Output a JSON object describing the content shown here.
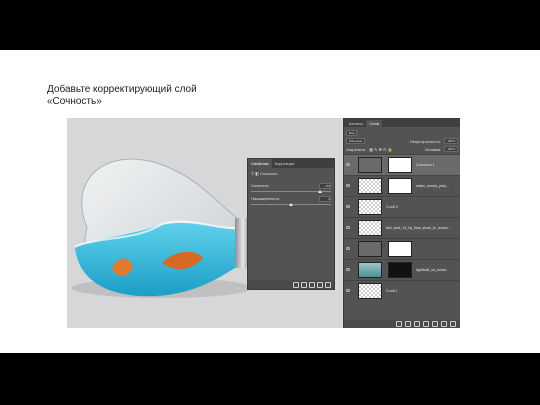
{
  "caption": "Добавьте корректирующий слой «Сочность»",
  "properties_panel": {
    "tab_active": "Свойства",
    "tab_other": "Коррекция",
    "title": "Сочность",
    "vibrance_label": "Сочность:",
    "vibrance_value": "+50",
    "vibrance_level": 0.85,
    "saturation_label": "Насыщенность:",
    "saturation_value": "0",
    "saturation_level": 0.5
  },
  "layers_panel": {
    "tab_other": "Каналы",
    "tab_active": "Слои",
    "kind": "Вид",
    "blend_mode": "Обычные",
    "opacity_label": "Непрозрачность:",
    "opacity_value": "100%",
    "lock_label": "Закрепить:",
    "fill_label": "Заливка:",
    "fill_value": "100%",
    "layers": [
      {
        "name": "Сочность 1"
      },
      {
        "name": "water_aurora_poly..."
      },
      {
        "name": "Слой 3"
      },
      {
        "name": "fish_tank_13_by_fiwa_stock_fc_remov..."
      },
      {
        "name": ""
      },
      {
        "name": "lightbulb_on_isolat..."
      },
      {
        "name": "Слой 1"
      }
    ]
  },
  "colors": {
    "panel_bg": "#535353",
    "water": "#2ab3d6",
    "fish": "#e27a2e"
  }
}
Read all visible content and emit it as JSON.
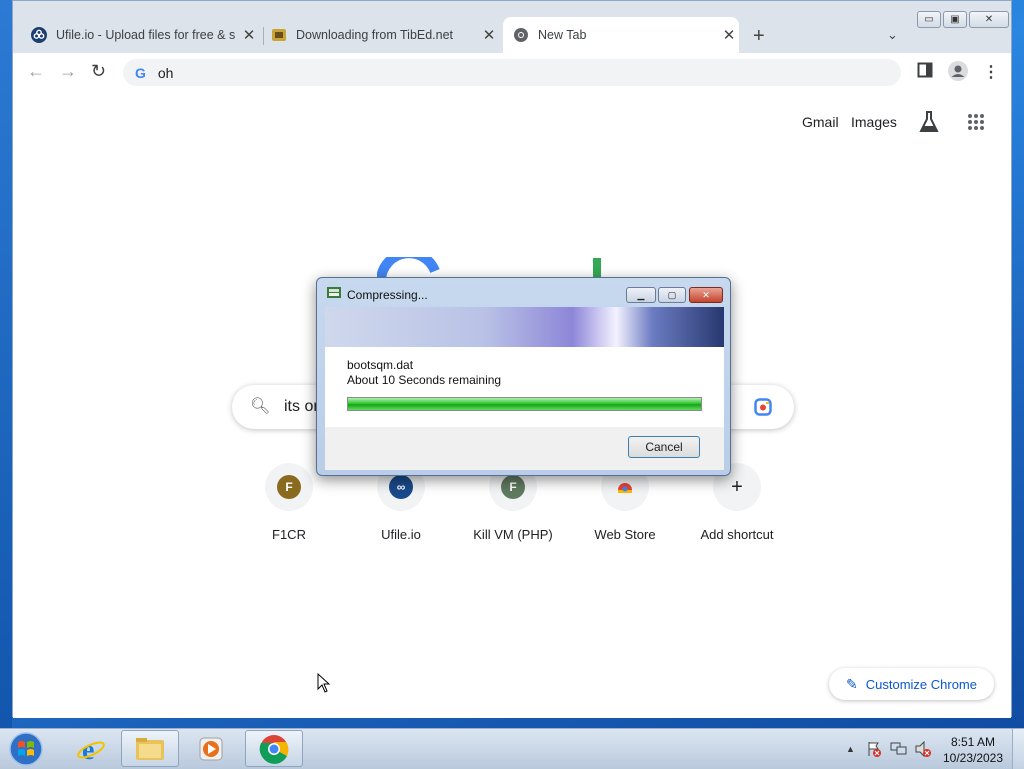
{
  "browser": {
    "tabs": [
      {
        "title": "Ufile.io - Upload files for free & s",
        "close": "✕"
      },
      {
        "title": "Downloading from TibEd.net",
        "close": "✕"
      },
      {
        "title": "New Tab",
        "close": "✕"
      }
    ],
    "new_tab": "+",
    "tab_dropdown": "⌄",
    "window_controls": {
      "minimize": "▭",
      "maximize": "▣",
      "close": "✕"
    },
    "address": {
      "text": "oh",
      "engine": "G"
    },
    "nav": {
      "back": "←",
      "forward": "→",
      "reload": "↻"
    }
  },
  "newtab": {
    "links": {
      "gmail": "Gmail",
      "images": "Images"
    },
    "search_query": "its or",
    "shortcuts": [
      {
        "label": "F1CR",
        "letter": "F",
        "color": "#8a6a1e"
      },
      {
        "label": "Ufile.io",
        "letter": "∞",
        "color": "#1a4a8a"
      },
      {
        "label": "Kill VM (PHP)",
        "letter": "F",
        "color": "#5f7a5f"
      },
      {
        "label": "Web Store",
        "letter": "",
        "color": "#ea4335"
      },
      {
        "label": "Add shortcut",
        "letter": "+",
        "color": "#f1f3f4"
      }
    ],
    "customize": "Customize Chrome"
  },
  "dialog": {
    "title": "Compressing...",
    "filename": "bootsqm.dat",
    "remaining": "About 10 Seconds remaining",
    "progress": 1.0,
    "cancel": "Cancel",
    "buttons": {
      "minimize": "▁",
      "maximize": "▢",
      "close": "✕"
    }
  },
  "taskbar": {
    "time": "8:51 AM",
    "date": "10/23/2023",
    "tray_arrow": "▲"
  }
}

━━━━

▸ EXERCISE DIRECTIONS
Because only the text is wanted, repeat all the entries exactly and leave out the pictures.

▸ WRITTEN SOLUTION
Output a JSON object describing the content shown here.
{
  "caption": "Добавьте корректирующий слой «Сочность»",
  "properties_panel": {
    "tab_active": "Свойства",
    "tab_other": "Коррекция",
    "title": "Сочность",
    "vibrance_label": "Сочность:",
    "vibrance_value": "+50",
    "vibrance_level": 0.85,
    "saturation_label": "Насыщенность:",
    "saturation_value": "0",
    "saturation_level": 0.5
  },
  "layers_panel": {
    "tab_other": "Каналы",
    "tab_active": "Слои",
    "kind": "Вид",
    "blend_mode": "Обычные",
    "opacity_label": "Непрозрачность:",
    "opacity_value": "100%",
    "lock_label": "Закрепить:",
    "fill_label": "Заливка:",
    "fill_value": "100%",
    "layers": [
      {
        "name": "Сочность 1"
      },
      {
        "name": "water_aurora_poly..."
      },
      {
        "name": "Слой 3"
      },
      {
        "name": "fish_tank_13_by_fiwa_stock_fc_remov..."
      },
      {
        "name": ""
      },
      {
        "name": "lightbulb_on_isolat..."
      },
      {
        "name": "Слой 1"
      }
    ]
  },
  "colors": {
    "panel_bg": "#535353",
    "water": "#2ab3d6",
    "fish": "#e27a2e"
  }
}
Read all visible content and emit it as JSON.
{
  "browser": {
    "tabs": [
      {
        "title": "Ufile.io - Upload files for free & s",
        "close": "✕"
      },
      {
        "title": "Downloading from TibEd.net",
        "close": "✕"
      },
      {
        "title": "New Tab",
        "close": "✕"
      }
    ],
    "new_tab": "+",
    "tab_dropdown": "⌄",
    "window_controls": {
      "minimize": "▭",
      "maximize": "▣",
      "close": "✕"
    },
    "address": {
      "text": "oh",
      "engine": "G"
    },
    "nav": {
      "back": "←",
      "forward": "→",
      "reload": "↻"
    }
  },
  "newtab": {
    "links": {
      "gmail": "Gmail",
      "images": "Images"
    },
    "search_query": "its or",
    "shortcuts": [
      {
        "label": "F1CR",
        "letter": "F",
        "color": "#8a6a1e"
      },
      {
        "label": "Ufile.io",
        "letter": "∞",
        "color": "#1a4a8a"
      },
      {
        "label": "Kill VM (PHP)",
        "letter": "F",
        "color": "#5f7a5f"
      },
      {
        "label": "Web Store",
        "letter": "",
        "color": "#ea4335"
      },
      {
        "label": "Add shortcut",
        "letter": "+",
        "color": "#f1f3f4"
      }
    ],
    "customize": "Customize Chrome"
  },
  "dialog": {
    "title": "Compressing...",
    "filename": "bootsqm.dat",
    "remaining": "About 10 Seconds remaining",
    "progress": 1.0,
    "cancel": "Cancel",
    "buttons": {
      "minimize": "▁",
      "maximize": "▢",
      "close": "✕"
    }
  },
  "taskbar": {
    "time": "8:51 AM",
    "date": "10/23/2023",
    "tray_arrow": "▲"
  }
}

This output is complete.